§ **Element data from apps and pages**
====
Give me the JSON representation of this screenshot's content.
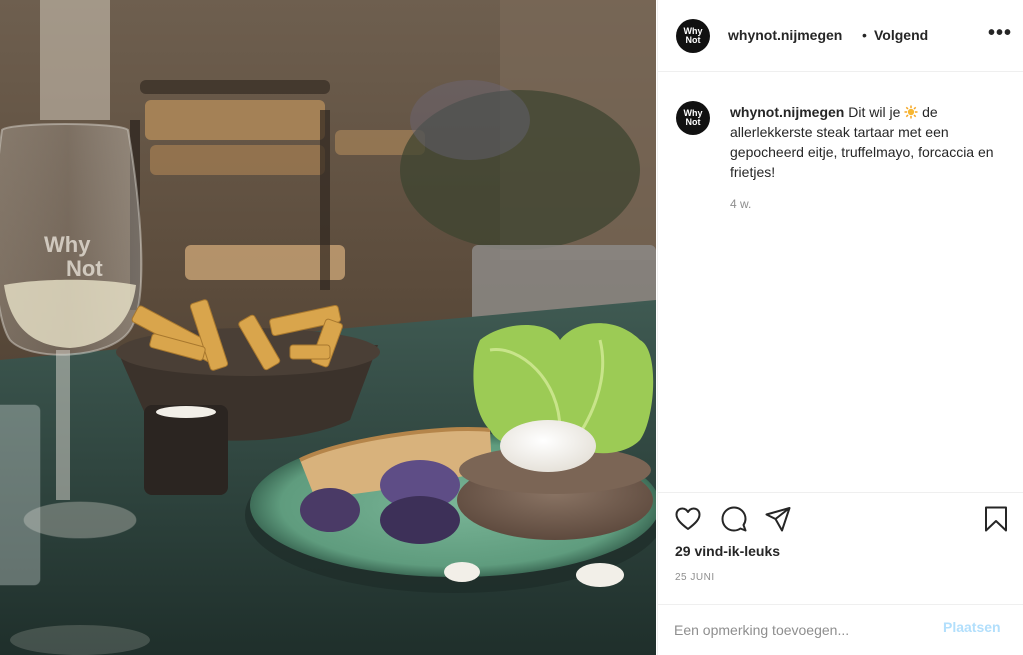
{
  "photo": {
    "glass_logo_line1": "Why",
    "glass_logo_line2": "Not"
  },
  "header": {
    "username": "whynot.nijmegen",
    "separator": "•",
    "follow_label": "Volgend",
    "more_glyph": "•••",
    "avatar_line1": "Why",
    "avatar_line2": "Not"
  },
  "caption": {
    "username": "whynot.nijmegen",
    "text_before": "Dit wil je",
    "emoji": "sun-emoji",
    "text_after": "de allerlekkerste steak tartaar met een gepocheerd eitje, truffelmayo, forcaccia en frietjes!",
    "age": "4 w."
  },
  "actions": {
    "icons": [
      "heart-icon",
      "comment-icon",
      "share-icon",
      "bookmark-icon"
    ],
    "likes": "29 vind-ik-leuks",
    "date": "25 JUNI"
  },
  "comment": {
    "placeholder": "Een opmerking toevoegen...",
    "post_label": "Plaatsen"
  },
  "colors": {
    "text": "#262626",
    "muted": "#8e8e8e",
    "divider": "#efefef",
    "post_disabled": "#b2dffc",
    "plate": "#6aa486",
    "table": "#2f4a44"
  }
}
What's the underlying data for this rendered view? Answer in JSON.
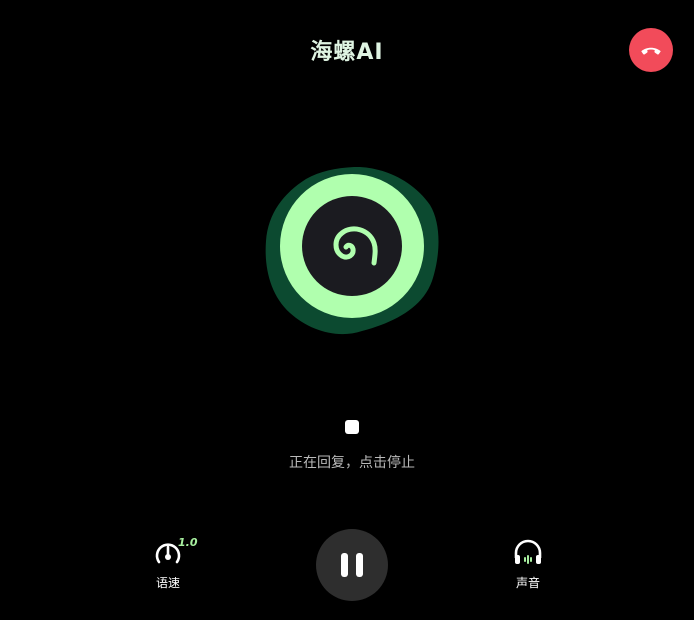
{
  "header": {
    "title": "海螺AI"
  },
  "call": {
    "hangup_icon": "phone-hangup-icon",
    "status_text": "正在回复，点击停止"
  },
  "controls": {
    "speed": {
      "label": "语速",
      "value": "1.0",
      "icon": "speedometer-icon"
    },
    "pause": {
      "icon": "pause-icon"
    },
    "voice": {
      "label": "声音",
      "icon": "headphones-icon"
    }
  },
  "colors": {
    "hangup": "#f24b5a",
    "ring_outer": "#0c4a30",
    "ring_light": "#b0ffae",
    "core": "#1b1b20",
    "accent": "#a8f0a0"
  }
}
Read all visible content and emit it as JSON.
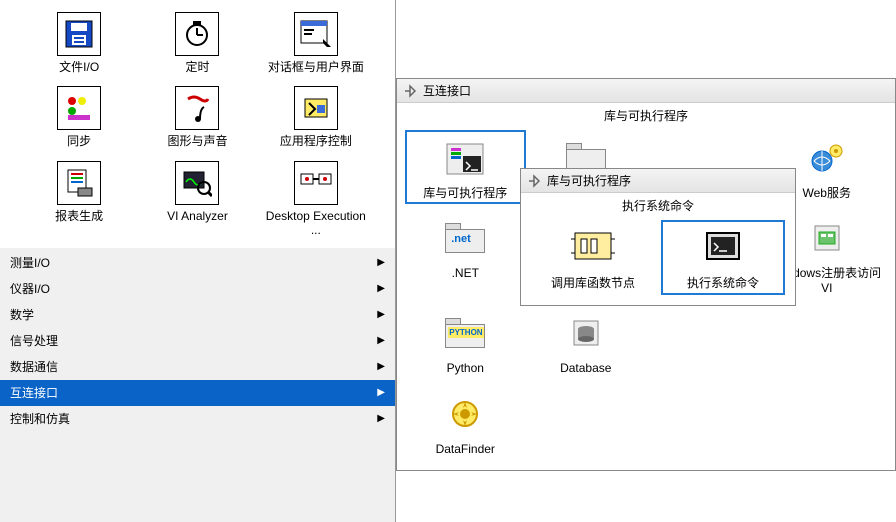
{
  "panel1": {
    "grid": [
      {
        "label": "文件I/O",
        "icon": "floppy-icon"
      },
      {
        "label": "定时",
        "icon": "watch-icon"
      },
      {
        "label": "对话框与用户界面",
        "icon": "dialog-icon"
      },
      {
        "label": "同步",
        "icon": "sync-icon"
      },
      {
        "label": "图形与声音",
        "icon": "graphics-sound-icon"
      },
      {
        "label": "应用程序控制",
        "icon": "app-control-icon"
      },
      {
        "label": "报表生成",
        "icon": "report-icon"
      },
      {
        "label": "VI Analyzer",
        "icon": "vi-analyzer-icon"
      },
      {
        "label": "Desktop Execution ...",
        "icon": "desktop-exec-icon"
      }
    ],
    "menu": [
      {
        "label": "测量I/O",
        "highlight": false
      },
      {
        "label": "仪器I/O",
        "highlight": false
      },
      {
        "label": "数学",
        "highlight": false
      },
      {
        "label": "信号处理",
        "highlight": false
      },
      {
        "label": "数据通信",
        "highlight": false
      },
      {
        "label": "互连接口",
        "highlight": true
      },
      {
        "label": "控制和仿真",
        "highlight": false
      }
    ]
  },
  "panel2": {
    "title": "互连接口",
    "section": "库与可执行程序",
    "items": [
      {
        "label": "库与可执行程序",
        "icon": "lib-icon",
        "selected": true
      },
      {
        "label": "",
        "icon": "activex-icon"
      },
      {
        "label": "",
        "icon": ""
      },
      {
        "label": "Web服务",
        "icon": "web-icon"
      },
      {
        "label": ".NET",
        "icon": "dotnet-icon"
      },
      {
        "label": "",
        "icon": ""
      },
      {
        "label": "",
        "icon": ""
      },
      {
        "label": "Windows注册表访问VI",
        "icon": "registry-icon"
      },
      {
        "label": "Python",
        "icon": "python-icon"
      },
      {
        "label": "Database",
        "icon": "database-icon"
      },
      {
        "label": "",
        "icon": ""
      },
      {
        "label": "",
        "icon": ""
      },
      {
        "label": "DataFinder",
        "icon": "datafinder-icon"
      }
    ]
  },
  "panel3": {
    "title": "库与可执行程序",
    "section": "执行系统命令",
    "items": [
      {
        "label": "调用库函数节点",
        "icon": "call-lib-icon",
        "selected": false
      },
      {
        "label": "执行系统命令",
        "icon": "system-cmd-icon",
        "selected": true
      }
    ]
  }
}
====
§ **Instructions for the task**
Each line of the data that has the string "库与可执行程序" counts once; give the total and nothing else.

§ **Solution for this task**
3